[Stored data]
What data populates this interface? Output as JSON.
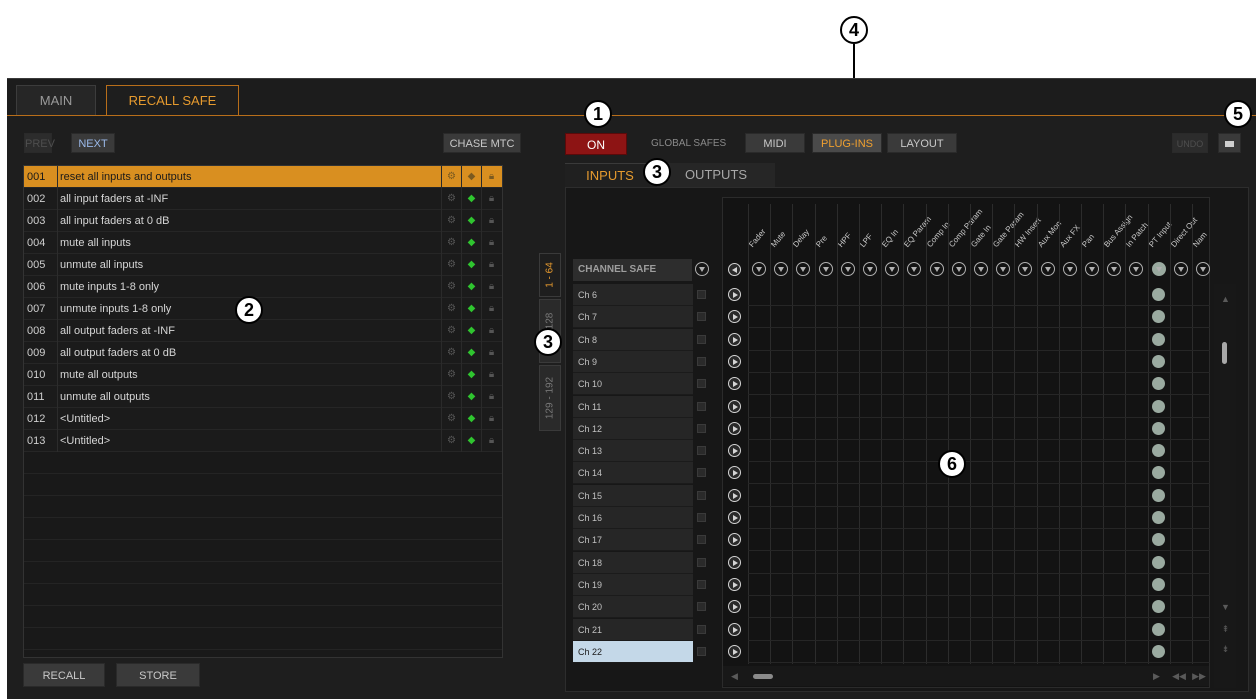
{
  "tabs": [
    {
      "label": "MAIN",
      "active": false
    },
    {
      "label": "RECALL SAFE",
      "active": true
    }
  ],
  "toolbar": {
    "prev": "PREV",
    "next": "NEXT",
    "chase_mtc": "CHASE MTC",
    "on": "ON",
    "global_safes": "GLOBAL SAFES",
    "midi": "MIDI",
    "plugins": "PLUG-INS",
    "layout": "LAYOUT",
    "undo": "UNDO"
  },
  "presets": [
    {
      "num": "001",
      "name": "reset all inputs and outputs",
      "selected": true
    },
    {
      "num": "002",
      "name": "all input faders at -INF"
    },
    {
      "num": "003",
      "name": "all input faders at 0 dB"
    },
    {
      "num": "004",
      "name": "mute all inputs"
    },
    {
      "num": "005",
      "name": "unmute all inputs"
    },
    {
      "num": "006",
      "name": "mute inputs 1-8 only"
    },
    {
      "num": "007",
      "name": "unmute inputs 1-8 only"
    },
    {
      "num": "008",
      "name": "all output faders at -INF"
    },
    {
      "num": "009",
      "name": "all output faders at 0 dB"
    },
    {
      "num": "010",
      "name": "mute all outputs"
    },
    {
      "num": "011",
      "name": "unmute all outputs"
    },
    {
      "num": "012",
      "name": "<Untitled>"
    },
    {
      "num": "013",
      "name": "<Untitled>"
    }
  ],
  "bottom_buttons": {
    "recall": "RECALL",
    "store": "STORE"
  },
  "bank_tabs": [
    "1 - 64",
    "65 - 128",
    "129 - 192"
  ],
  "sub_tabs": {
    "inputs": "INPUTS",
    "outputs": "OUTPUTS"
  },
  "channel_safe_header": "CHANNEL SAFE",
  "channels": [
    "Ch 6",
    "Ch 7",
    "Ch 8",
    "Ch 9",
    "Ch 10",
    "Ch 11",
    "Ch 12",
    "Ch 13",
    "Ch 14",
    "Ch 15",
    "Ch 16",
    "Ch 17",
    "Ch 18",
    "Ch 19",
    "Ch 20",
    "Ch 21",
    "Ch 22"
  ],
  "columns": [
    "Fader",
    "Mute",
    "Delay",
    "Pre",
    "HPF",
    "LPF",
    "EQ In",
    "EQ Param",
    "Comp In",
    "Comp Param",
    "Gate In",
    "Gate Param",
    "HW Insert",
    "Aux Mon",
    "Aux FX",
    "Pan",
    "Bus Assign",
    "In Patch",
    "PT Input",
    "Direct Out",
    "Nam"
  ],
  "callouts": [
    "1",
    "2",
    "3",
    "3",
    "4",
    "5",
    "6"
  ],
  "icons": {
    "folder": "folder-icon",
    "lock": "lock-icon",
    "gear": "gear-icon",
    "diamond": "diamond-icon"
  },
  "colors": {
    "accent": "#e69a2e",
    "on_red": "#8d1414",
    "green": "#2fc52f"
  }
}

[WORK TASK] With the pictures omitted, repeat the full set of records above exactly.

[EXERCISE OUTPUT]
What data populates this interface? Output as JSON.
{
  "tabs": [
    {
      "label": "MAIN",
      "active": false
    },
    {
      "label": "RECALL SAFE",
      "active": true
    }
  ],
  "toolbar": {
    "prev": "PREV",
    "next": "NEXT",
    "chase_mtc": "CHASE MTC",
    "on": "ON",
    "global_safes": "GLOBAL SAFES",
    "midi": "MIDI",
    "plugins": "PLUG-INS",
    "layout": "LAYOUT",
    "undo": "UNDO"
  },
  "presets": [
    {
      "num": "001",
      "name": "reset all inputs and outputs",
      "selected": true
    },
    {
      "num": "002",
      "name": "all input faders at -INF"
    },
    {
      "num": "003",
      "name": "all input faders at 0 dB"
    },
    {
      "num": "004",
      "name": "mute all inputs"
    },
    {
      "num": "005",
      "name": "unmute all inputs"
    },
    {
      "num": "006",
      "name": "mute inputs 1-8 only"
    },
    {
      "num": "007",
      "name": "unmute inputs 1-8 only"
    },
    {
      "num": "008",
      "name": "all output faders at -INF"
    },
    {
      "num": "009",
      "name": "all output faders at 0 dB"
    },
    {
      "num": "010",
      "name": "mute all outputs"
    },
    {
      "num": "011",
      "name": "unmute all outputs"
    },
    {
      "num": "012",
      "name": "<Untitled>"
    },
    {
      "num": "013",
      "name": "<Untitled>"
    }
  ],
  "bottom_buttons": {
    "recall": "RECALL",
    "store": "STORE"
  },
  "bank_tabs": [
    "1 - 64",
    "65 - 128",
    "129 - 192"
  ],
  "sub_tabs": {
    "inputs": "INPUTS",
    "outputs": "OUTPUTS"
  },
  "channel_safe_header": "CHANNEL SAFE",
  "channels": [
    "Ch 6",
    "Ch 7",
    "Ch 8",
    "Ch 9",
    "Ch 10",
    "Ch 11",
    "Ch 12",
    "Ch 13",
    "Ch 14",
    "Ch 15",
    "Ch 16",
    "Ch 17",
    "Ch 18",
    "Ch 19",
    "Ch 20",
    "Ch 21",
    "Ch 22"
  ],
  "columns": [
    "Fader",
    "Mute",
    "Delay",
    "Pre",
    "HPF",
    "LPF",
    "EQ In",
    "EQ Param",
    "Comp In",
    "Comp Param",
    "Gate In",
    "Gate Param",
    "HW Insert",
    "Aux Mon",
    "Aux FX",
    "Pan",
    "Bus Assign",
    "In Patch",
    "PT Input",
    "Direct Out",
    "Nam"
  ],
  "callouts": [
    "1",
    "2",
    "3",
    "3",
    "4",
    "5",
    "6"
  ],
  "icons": {
    "folder": "folder-icon",
    "lock": "lock-icon",
    "gear": "gear-icon",
    "diamond": "diamond-icon"
  },
  "colors": {
    "accent": "#e69a2e",
    "on_red": "#8d1414",
    "green": "#2fc52f"
  }
}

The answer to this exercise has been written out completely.